The Federal Court of Appeal has provided guidance on the law of obviousness-type double patenting in dismissing Mylan’s appeal pertaining to Eli Lilly’s Canadian Patent 2,226,784, covering Lilly’s drug Cialis® (tadalafil).1 The FCA’s decision affirmed the result set out in de Montigny J.’s (as he then was) decision of January 7, 2015 (the “Trial Decision”)2 in which Mylan’s allegations of lack of utility and obviousness-type double patenting were rejected.

Obviousness-Type Double Patenting

Rennie JA, writing for the unanimous panel, discussed three legal issues with respect to obviousness-type double patenting. First, obviousness-type double patenting was distinguished from traditional “obviousness” attacks brought pursuant to section 28.3 of the Patent Act. The FCA held that “obviousness” per se is directed at whether there is an “invention” at all, whereas obviousness-type double patenting looks at whether an otherwise valid patent is simply “an extension of the patent that has already been granted”.3 The FCA held that only the earlier patent can be cited against the patent at issue in considering obviousness-type double patenting (rather than a mosaic of documents in a traditional obviousness attack), but that obviousness-type double patenting allows for the prior patent to fall within the one-year grace period provided by s. 28.3(a) for prior disclosures by the patentee and still be citable against the patent at issue.4

Second, the FCA further distinguished obviousness-type double patenting from traditional obviousness by noting that the former requires a comparison of the claims of the two patents, whereas traditional obviousness takes into account the entire art in the field of the invention that would have been known to a person skilled in the art as of the relevant time. The correct evaluation considers the claims as construed, and does not involve a comparison of the inventive concepts of the two claims.5

Finally, the FCA considered the relevant date for considering obviousness-type double patenting. Three options were presented: the claim date of the first patent, the claim date of the second patent, and the publication date of the second patent. The choice of date was critical, with Mylan likely to be successful if the second patent’s publication date was chosen, and Lilly successful otherwise.
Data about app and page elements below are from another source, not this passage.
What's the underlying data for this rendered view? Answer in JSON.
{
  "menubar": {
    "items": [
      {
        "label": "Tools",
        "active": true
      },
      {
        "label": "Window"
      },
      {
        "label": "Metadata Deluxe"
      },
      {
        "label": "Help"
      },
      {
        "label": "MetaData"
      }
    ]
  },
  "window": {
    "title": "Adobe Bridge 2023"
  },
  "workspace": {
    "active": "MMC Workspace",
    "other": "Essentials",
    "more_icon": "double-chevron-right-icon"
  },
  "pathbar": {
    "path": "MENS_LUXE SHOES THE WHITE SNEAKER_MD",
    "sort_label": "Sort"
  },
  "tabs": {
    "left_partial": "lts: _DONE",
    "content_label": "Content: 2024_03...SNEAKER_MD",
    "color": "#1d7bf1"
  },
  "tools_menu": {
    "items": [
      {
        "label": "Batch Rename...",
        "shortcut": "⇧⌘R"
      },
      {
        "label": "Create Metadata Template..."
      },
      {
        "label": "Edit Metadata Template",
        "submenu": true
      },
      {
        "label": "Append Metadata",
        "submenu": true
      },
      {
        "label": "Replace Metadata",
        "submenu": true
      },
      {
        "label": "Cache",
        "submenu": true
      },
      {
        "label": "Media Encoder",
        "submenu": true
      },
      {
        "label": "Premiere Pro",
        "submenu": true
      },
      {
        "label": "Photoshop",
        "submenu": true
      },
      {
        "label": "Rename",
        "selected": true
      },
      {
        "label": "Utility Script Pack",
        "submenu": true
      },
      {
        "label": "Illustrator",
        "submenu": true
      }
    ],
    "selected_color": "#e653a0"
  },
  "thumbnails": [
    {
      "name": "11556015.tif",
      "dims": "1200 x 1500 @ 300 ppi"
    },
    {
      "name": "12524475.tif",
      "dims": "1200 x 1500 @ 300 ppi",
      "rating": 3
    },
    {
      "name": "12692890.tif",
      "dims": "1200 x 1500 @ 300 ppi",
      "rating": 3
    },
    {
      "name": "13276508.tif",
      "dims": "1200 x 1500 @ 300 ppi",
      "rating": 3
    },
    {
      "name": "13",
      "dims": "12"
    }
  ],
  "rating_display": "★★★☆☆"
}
Mylan would have succeeded if the publication date of the second patent were chosen as, by this date, the skilled person’s common general knowledge had advanced such that the claims of the two patents would not have been considered to be patentably distinct to a skilled person.

The FCA held that the publication date of the second patent is not the relevant date, holding that it would be “inappropriate” to use any date later than the claim date of the second patent. The FCA reasoned that choosing the later date would “mean that a court assessing an obviousness-type double-patenting claim would consider prior art beyond what section 28.3 allows the Court to consider when assessing classical obviousness”. They held that such a circumvention of the section 28.3 dates is only permissible when considering the patentee’s own previous documents as a guard against evergreening, but that there was no equivalent reason to allow a challenger to circumvent the Patent Act with respect to any other prior art. As rejecting this date was dispositive, the FCA did not consider the further question of whether the appropriate date is the claim date of the first or second patent (or some other date, such as possibly the publication date of the first patent).6 The FCA may revisit this issue when it considers the appeal of Apotex on the same patent (scheduled to be heard May 5, 2016, A-330-15).

Utility

The FCA also briefly considered utility with respect to one dependent claim, claim 18, finding that its utility was soundly predicted. The FCA noted that the issue was obiter because the other claims of the 784 Patent survived the double-patenting attack, and thus even if this sole dependent claim fell this would not have changed the outcome of the case.7